Scientists say they’ve created a device that allows electricity to be generated from the shadows thanks to different illumination angles.
The shadow-effect energy generator (SEG), developed in Singapore, makes use of the contrast in illumination between lit and shadowed areas to generate electricity.
The low-cost flexible device, which powered a watch in experiments, even gives an advantage over commercially available solar cells by operating in dark areas.
A wearable SEG could make use of ambient light to potentially improve the versatility of devices such as smartphones and smartwatches.
The device also has the added bonus as a self-powered sensor for monitoring moving objects by tracking the movement of shadows.
The researchers have said the concept of harvesting energy in the presence of shadows is ‘unprecedented’.
The SEG generator uses the contrast in illumination between the lit and shadowed areas to generate electricity
‘Shadows are omnipresent, and we often take them for granted,’ said assistant professor Tan Swee Ching at the Department of Materials Science and Engineering, the National University of Singapore (NUS).
‘In conventional photovoltaic or optoelectronic applications where a steady source of light is used to power devices, the presence of shadows is undesirable, since it degrades the performance of devices.
‘In this work, we capitalised on the illumination contrast caused by shadows as an indirect source of power.
‘The contrast in illumination induces a voltage difference between the shadow and illuminated sections, resulting in an electric current.’
The SEG comprises a set of cells – each a 15-nanometre-thin film of gold deposited on a silicon wafer – arranged on a flexible and transparent plastic film.
Artist’s illustration shows a 3D image of the SEG cell, with a scanning electron microscope image in cross view (b). The SEG comprises a set of SEG cells arranged on a flexible and transparent plastic film.

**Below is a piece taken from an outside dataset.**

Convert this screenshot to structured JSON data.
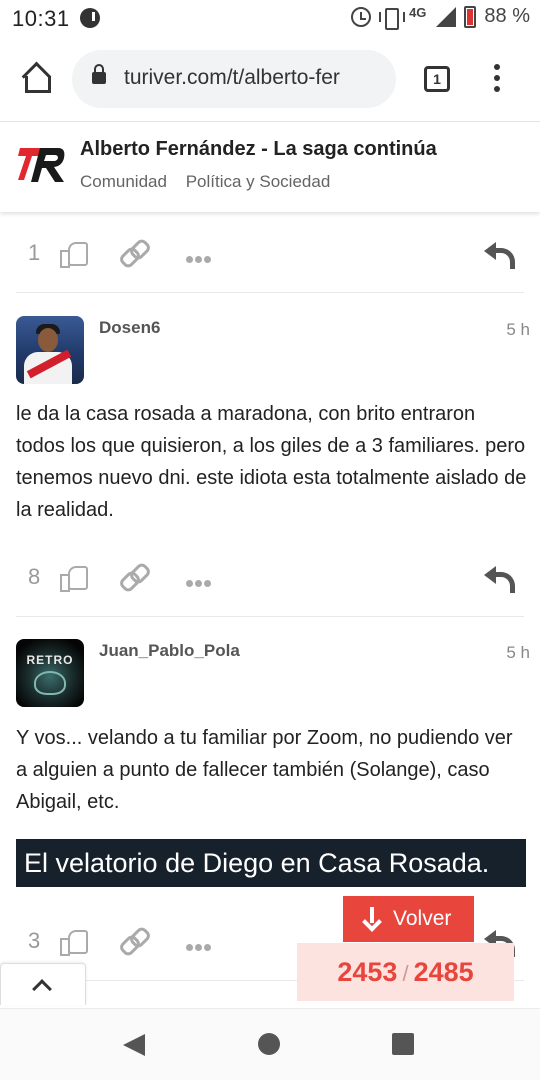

Each SEG cell is a 15nm film of gold deposited on a silicon wafer
The team conducted experiments to test the performance of the SEG, which uses illumination angles to excite electrons and generate a current.
Based on the lab trials, the team’s four-cell SEG was twice as efficient when compared with commercial silicon solar cells, under the effect of shifting shadows.
When the whole SEG cell was under illumination or in shadow, the amount of electricity generated was very low or none at all, but when part of the SEG cell was illuminated, a sizeable electrical output was detected.
‘We also found that the optimum surface area for electricity generation is when half of the SEG cell is illuminated and the other half in shadow, as this gives enough area for charge generation and collection respectively,’ said co-author of the study Professor Andrew Wee at NUS.
The SEG performs 200 per cent better than that of commercial silicon solar cells under the effects of shadows, the team said.
In experiments, the device generated 1.5 volts, which was enough to power an electronic watch.
In addition, the team also showed that the SEG can serve as a self-powered sensor for monitoring moving objects.
While commercially available solar cells can perform this role in an outdoor environment, their energy harvesting efficiency drops significantly under indoor conditions where shadows are persistent
When an object passes by the SEG, it casts an intermittent shadow on the device and triggers the sensor to record the presence and movement of the object.
Wearable power sources, such as solar cells, can boost the power of smart devices on the go and make them last for longer.
However, normal solar cells need a constant stream of sunshine to operate and are hampered by dim light – or no light at all.
In contrast, the SEG ‘scavenges’ the illumination contrast that arises on the device from shadows, and generates a direct current.
On a bigger scale, aside from wearable devices, the SEG technology could potentially be developed to make solar cells generate more power for a country’s energy supply when shadows fall.
In the next phase of research, the team will experiment with other materials, besides gold, to reduce the cost of the SEG, even though it can be fabricated at a lower cost compared to commercial silicon solar cells.
The costs of components used to make the SEG are around $30 to $50, compared with the hundreds of dollars used to make commercial solar panels per square metre.
The NUS researchers are also looking at developing self-powered sensors and SEGs that attach to clothing to harvest energy during normal daily activities.
Another area of research is the development of low-cost SEG panels for the generation of energy from indoor lighting.
The research was published in Energy & Environmental Science.
WHAT IS SOLAR POWER?
Solar panels convert energy from the sun into electrical power (stock image)
Solar power is the conversion of energy from sunlight into electricity.
Two methods for generating solar power exist.
Photovoltaics — the kind of solar panel you might see built into a calculator — are capable of directly converting light into electrical power.
In concentrated solar power systems, however, mirrors or lenses are first used to collect the sunlight that falls on a large area and focus it — creating heat that can be used to drive a steam turbine and generate electricity.
The productivity of solar panels is dependant on the sunlight they receive in a given location — a factor which is dependant on both latitude and climate.
Optimum locations for solar farms include the arid tropics and subtropics, with deserts lying at such low latitudes often being cloudless and getting around 10 hours of sunlight each day.
According to NASA, the eastern part of the Sahara — the Libyan Desert — is the sunniest place on the Earth.
Solar power accounted for 1.7 per cent of the world’s electricity production in 2017, and has been growing at a rate of 35 per cent each year.